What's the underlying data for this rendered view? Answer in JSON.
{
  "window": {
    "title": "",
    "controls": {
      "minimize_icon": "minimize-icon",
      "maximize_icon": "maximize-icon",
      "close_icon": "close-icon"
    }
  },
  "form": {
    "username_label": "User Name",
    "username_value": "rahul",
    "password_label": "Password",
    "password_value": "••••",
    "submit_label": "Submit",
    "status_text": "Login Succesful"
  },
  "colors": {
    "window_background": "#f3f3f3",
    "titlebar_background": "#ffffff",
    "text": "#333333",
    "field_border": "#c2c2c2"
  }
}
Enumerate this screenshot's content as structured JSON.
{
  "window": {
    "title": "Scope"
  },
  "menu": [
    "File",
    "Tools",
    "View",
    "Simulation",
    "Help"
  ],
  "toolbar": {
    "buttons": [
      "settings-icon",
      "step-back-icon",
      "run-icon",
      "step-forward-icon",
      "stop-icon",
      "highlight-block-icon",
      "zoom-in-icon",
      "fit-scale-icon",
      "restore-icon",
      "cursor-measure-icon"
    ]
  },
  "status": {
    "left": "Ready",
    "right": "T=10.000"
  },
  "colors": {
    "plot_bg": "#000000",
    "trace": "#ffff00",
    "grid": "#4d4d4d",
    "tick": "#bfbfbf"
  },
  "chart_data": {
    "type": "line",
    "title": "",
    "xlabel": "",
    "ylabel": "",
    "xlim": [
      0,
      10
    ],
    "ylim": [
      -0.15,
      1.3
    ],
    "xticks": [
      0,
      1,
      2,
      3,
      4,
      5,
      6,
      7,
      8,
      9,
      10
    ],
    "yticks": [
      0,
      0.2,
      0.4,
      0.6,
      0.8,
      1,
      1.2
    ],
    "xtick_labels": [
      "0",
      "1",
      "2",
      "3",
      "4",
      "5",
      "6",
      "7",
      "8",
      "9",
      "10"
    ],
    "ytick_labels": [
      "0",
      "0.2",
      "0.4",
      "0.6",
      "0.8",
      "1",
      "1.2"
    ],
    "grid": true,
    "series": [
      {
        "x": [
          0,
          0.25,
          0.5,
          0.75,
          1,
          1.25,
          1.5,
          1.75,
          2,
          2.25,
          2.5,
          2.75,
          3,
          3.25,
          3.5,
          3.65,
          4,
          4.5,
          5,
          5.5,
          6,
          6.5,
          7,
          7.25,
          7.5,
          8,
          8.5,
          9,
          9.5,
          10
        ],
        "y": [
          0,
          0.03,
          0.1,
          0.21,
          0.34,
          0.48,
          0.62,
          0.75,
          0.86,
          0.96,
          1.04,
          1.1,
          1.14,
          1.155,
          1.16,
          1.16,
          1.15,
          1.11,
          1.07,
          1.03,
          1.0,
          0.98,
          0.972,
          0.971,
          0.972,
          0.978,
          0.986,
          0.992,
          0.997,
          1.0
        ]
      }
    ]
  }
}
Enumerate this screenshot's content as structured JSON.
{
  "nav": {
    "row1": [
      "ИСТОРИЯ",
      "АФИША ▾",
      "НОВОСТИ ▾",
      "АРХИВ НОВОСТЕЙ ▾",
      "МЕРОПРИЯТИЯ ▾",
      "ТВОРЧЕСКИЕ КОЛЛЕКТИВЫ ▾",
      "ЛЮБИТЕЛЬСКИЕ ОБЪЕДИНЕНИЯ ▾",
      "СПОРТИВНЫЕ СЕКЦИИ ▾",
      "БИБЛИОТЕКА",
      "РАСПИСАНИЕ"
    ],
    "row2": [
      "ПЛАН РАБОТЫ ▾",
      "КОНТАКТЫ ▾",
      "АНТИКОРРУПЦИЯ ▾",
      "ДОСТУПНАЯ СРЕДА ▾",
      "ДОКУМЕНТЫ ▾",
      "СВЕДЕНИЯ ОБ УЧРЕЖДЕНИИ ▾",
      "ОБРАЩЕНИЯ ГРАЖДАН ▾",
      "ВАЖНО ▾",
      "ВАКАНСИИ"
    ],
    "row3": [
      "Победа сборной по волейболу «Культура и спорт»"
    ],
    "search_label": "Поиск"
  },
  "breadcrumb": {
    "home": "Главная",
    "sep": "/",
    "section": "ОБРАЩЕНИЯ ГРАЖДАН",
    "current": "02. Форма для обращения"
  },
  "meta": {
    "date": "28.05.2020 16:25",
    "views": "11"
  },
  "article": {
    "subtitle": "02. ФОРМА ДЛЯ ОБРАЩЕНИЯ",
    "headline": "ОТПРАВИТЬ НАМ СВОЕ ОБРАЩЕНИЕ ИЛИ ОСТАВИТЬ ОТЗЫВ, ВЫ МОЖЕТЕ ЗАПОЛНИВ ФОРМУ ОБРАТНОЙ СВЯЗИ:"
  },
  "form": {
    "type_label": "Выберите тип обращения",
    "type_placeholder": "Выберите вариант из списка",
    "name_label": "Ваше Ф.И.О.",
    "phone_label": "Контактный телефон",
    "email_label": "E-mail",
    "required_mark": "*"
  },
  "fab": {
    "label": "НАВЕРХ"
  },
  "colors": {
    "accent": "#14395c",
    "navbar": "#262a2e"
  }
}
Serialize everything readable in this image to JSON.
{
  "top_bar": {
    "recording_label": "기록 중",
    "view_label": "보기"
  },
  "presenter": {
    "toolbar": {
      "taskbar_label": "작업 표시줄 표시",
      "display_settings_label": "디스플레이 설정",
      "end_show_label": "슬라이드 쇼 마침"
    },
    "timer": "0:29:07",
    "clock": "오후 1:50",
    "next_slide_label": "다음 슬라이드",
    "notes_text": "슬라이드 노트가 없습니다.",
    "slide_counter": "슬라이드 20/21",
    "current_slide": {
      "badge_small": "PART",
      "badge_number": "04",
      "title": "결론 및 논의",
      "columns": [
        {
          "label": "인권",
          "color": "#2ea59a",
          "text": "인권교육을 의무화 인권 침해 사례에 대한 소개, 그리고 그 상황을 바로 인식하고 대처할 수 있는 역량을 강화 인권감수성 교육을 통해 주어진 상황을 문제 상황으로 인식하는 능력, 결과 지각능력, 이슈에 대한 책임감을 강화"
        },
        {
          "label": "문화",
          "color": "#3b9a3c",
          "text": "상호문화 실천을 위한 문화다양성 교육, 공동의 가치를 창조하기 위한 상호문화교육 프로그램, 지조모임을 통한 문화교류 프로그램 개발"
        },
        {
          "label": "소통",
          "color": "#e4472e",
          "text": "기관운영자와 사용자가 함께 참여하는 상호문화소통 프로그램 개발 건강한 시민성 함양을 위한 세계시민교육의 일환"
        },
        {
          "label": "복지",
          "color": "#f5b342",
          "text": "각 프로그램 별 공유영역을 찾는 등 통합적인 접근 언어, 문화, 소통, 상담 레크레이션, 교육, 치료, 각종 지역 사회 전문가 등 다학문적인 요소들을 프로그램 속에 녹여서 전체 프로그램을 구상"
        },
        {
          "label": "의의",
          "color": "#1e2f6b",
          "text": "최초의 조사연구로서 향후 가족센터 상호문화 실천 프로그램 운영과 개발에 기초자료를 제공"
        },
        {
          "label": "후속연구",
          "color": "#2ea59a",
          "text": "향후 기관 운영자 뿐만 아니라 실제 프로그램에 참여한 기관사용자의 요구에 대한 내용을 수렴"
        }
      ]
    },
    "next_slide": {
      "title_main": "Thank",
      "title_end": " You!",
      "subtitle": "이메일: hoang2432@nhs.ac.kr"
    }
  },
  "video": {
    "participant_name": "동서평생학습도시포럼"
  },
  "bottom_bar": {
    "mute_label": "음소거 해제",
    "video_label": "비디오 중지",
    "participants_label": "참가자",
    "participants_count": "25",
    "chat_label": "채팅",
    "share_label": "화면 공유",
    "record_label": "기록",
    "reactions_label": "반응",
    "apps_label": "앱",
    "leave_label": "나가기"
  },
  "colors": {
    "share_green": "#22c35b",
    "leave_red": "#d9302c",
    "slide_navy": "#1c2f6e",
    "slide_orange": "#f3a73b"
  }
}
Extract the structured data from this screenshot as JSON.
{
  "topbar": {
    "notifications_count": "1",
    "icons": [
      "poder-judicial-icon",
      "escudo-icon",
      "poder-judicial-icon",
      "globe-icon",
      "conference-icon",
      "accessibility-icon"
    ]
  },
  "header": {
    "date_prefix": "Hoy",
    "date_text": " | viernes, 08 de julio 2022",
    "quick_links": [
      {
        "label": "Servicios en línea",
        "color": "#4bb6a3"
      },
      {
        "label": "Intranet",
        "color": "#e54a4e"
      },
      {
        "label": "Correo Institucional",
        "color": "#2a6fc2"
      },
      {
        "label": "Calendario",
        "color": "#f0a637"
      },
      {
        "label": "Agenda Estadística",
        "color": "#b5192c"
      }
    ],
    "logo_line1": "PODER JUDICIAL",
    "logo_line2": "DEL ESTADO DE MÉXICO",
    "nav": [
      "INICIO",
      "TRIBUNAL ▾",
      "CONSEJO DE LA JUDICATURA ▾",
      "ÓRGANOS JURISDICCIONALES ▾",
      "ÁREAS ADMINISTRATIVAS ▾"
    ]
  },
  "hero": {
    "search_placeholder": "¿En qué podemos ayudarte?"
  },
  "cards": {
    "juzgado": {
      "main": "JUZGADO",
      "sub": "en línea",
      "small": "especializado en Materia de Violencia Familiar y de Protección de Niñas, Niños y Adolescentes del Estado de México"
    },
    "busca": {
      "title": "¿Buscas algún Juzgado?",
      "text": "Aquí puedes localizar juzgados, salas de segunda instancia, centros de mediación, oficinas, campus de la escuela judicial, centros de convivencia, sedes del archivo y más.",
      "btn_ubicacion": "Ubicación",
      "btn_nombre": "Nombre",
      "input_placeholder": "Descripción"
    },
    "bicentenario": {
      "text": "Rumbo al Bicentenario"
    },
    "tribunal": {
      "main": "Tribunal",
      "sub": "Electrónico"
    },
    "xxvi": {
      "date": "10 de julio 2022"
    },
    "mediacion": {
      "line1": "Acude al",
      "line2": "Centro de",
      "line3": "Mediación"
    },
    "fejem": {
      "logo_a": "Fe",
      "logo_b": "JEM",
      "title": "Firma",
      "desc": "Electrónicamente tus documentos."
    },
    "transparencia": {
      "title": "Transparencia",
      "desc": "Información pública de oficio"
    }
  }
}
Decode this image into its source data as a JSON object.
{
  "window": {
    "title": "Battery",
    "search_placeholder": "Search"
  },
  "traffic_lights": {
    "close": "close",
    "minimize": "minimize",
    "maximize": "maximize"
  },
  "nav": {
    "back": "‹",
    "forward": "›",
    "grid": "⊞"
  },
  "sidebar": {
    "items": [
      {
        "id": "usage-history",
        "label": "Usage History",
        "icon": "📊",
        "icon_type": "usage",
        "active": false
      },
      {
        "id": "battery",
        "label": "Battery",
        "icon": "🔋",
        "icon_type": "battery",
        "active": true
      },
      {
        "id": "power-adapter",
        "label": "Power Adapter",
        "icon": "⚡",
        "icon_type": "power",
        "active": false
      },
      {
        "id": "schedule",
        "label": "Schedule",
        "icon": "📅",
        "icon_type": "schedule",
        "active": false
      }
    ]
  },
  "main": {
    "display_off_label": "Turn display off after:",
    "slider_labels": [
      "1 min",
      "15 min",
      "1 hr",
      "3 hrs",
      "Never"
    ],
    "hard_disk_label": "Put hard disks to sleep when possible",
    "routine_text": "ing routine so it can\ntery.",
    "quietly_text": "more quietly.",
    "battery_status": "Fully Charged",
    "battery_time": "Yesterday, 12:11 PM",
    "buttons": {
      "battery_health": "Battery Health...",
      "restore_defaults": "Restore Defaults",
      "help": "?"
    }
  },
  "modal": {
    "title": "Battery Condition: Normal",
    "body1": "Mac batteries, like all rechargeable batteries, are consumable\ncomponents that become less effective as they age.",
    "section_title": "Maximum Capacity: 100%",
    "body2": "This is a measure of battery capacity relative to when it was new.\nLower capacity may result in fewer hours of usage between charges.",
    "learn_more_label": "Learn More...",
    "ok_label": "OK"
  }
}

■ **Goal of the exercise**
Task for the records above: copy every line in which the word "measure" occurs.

■ **Response to this task**
      "cursor-measure-icon"
    "body2": "This is a measure of battery capacity relative to when it was new.\nLower capacity may result in fewer hours of usage between charges.",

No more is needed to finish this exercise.